Here are some tips for creating a culturally competent and inclusive workplace.

Fostering Meaningful Connections

The first step in becoming culturally competent and inclusive is understanding unconscious bias and group thinks. Unconscious bias is prejudice or judgment of a person or group based on an individual’s past experiences and background.[1] Groupthink is a group of individuals making irrational choices based on the ideation of conformity or inability to think for one’s self.[2] Unconscious bias and group thinks can cause strains on building meaningful connections between employees. Leaders should encourage and recognize different perspectives and highlight the positive experiences people of different backgrounds, faiths, and identities can bring to the organization.

Addressing Real-Time Recognition Practices

First and foremost, there should be a formal process for expressing gratitude to your employees. For example, creating a tracking system to mitigate unconscious bias. It can aid in promoting appreciation companywide, but also present data to leaders regarding which employees are being consistently recognized and which ones are not. Through measurement and analysis of such data, employers can hold themselves accountable for initiating changes in recognition practices if needed.

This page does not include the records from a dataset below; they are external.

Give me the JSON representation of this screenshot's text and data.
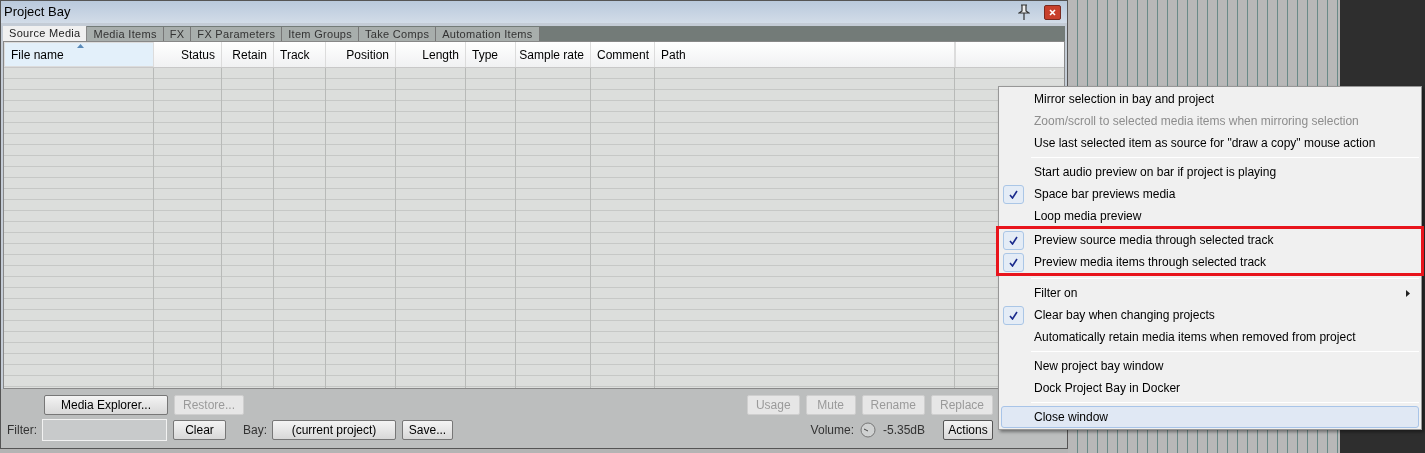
{
  "window": {
    "title": "Project Bay"
  },
  "tabs": [
    {
      "label": "Source Media",
      "selected": true
    },
    {
      "label": "Media Items",
      "selected": false
    },
    {
      "label": "FX",
      "selected": false
    },
    {
      "label": "FX Parameters",
      "selected": false
    },
    {
      "label": "Item Groups",
      "selected": false
    },
    {
      "label": "Take Comps",
      "selected": false
    },
    {
      "label": "Automation Items",
      "selected": false
    }
  ],
  "table": {
    "columns": [
      {
        "label": "File name",
        "sorted": true
      },
      {
        "label": "Status",
        "sorted": false
      },
      {
        "label": "Retain",
        "sorted": false
      },
      {
        "label": "Track",
        "sorted": false
      },
      {
        "label": "Position",
        "sorted": false
      },
      {
        "label": "Length",
        "sorted": false
      },
      {
        "label": "Type",
        "sorted": false
      },
      {
        "label": "Sample rate",
        "sorted": false
      },
      {
        "label": "Comment",
        "sorted": false
      },
      {
        "label": "Path",
        "sorted": false
      }
    ]
  },
  "bottom_bar": {
    "top_buttons": [
      {
        "label": "Media Explorer...",
        "disabled": false
      },
      {
        "label": "Restore...",
        "disabled": true
      }
    ],
    "right_buttons": [
      {
        "label": "Usage",
        "disabled": true
      },
      {
        "label": "Mute",
        "disabled": true
      },
      {
        "label": "Rename",
        "disabled": true
      },
      {
        "label": "Replace",
        "disabled": true
      }
    ],
    "filter_label": "Filter:",
    "clear_button": "Clear",
    "bay_label": "Bay:",
    "bay_button": "(current project)",
    "save_button": "Save...",
    "volume_label": "Volume:",
    "volume_reading": "-5.35dB",
    "actions_button": "Actions"
  },
  "menu": {
    "sections": [
      [
        {
          "label": "Mirror selection in bay and project",
          "checked": false,
          "disabled": false
        },
        {
          "label": "Zoom/scroll to selected media items when mirroring selection",
          "checked": false,
          "disabled": true
        },
        {
          "label": "Use last selected item as source for \"draw a copy\" mouse action",
          "checked": false,
          "disabled": false
        }
      ],
      [
        {
          "label": "Start audio preview on bar if project is playing",
          "checked": false,
          "disabled": false
        },
        {
          "label": "Space bar previews media",
          "checked": true,
          "disabled": false
        },
        {
          "label": "Loop media preview",
          "checked": false,
          "disabled": false
        },
        {
          "label": "Preview source media through selected track",
          "checked": true,
          "disabled": false,
          "annotated": true
        },
        {
          "label": "Preview media items through selected track",
          "checked": true,
          "disabled": false,
          "annotated": true
        }
      ],
      [
        {
          "label": "Filter on",
          "checked": false,
          "disabled": false,
          "submenu": true
        },
        {
          "label": "Clear bay when changing projects",
          "checked": true,
          "disabled": false
        },
        {
          "label": "Automatically retain media items when removed from project",
          "checked": false,
          "disabled": false
        }
      ],
      [
        {
          "label": "New project bay window",
          "checked": false,
          "disabled": false
        },
        {
          "label": "Dock Project Bay in Docker",
          "checked": false,
          "disabled": false
        }
      ],
      [
        {
          "label": "Close window",
          "checked": false,
          "disabled": false,
          "hovered": true
        }
      ]
    ]
  }
}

Another way to combat unconscious bias and overlooked employees is removing the hierarchy from performance reviews. Rather than looking to managers and higher-up leaders to provide recognition, encouraging peer-to-peer recognition can establish a positive workplace where all voices are heard and appreciated. This can also help deter unconscious bias and ensure all individuals feel included and promoted.

Ongoing Training, Education, and Resources

Sensitivity training is an integral component of creating a more inclusive workplace and establishing cultural competence. However, most businesses invest in a one-time training and expect cultural issues to dissolve. As society changes and adapts to different cultural atmospheres, it is imperative for business owners to shift with them. To do so, investing in ongoing training, education, and resources can ensure you and your staff stay up to date on the latest HR and cultural trends. It’s likely that the 2018 Starbucks incident in Philadelphia and George Floyd incident will not be the last of their kind to occur. Be proactive in problem solving and decision-making by researching and incorporating a variety of sensitivity trainings, education, and resources.

Harbor America, with its Vensure partners, recently hosted a series of webinars that focused on sensitivity in the workplace. Our third webinar, “Becoming Culturally Competent” discussed cultural issues in the workplace, best practices to address them, and ways to prevent it. To learn more about how Harbor America can guarantee your employee handbook is up to date and your company policies and procedures remain compliant, contact us today. We have industry-leading human resource management services and specialists who can assist with locating resources, recommending trainings, and provide excellent customer service support to guide you along the way.

 

Source:

How to Create a More Inclusive Workplace Culture

 

[1] Equity, Diversity, and Inclusion: Unconscious Bias

[2] Psychology Today: Groupthink